What is the Scholarship of Teaching & Learning (SoTL)?

The Scholarship of Teaching and Learning (SoTL) uses discovery, reflection, and evidence-based methods to research effective teaching and student learning. These findings are peer reviewed and publicly disseminated in an ongoing cycle of systematic inquiry into classroom practices.

Different research methods and arguments can be used to demonstrate student learning, though they vary in the strength of evidence they can provide. Deductive arguments and experimental methods generally provide stronger evidence of learning than inductive arguments and case studies, though combining methods can capitalize on the advantages of each. Any of these can be effective SoTL methods.

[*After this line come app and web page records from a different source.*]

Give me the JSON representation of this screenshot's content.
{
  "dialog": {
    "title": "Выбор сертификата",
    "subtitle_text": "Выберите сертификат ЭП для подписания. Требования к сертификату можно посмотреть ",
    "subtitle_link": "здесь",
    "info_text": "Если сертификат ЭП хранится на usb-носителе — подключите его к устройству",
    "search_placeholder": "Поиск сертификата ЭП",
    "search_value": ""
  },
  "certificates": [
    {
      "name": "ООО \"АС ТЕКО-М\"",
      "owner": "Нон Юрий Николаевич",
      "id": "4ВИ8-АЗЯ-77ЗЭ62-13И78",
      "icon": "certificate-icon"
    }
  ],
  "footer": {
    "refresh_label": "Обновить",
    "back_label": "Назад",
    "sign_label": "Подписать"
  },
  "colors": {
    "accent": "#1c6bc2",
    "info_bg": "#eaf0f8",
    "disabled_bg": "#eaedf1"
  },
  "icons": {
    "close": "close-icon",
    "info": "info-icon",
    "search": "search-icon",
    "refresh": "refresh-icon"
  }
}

The tools and resources in this website are designed to clarify different research methods and provide a spectrum of choices for designing and implementing SoTL projects.

Other SoTL Definitions
See how other institutions define SoTL.

How is SoTL Useful for Me?
Information on how engaging in SoTL research can help with your research, teaching, and career goals.

Kinds of SoTL Projects
An article that categorizes, lists and describes the different kinds of SoTL projects that could be done.

SoTL Topics
A list of topics that SoTL projects could be based on.

Faculty Center SoTL Library
Additional reference materials on SoTL topics including those available at the Faculty Center for Teaching and Learning.

Carnegie SoTL Tutorial
PowerPoint presentation from the Carnegie Foundation and the University of Indiana-Bloomington, covering SoTL descriptions, definitions, parameters, scope, examples, methodologies, and publication ideas.

National Survey of Student Engagement (NSSE)

Files and documents from NSSE focus groups at UCF.

 

Faculty Spotlight View Other Award Winners

Ray Sturm
College of Business Administration Ray   Sturm As an educator, I am simultaneously on two joint and inseparable missions. I am on a mission to serve the students by transforming their lives through the imparting of knowledge and the modeling of intellectual curiosity, but I’m also on a mission to serve the community at large by sending them intelligent, ...

Cynthia Hutchinson
College of Education Cynthia      Hutchinson I am a follower of Leo Buscaglia who prefers the term "educator" to "teacher." He explains that "educator" comes from the Latin term, "educare," which means to tend or support the growth of another. That is the role I hope to play in the lives of my students. I am careful to follow A. Bronson Alcott's ...

Gary Nichols
College of Business Administration Gary Nichols I have always maintained that it is my role to facilitate the learning of "my students." I use the term "my students" to indicate the ownership I take in the process of learning. The old adage that you can lead a horse to water, but you can't make it drink is applicable to note. Students enroll in my class, but I ...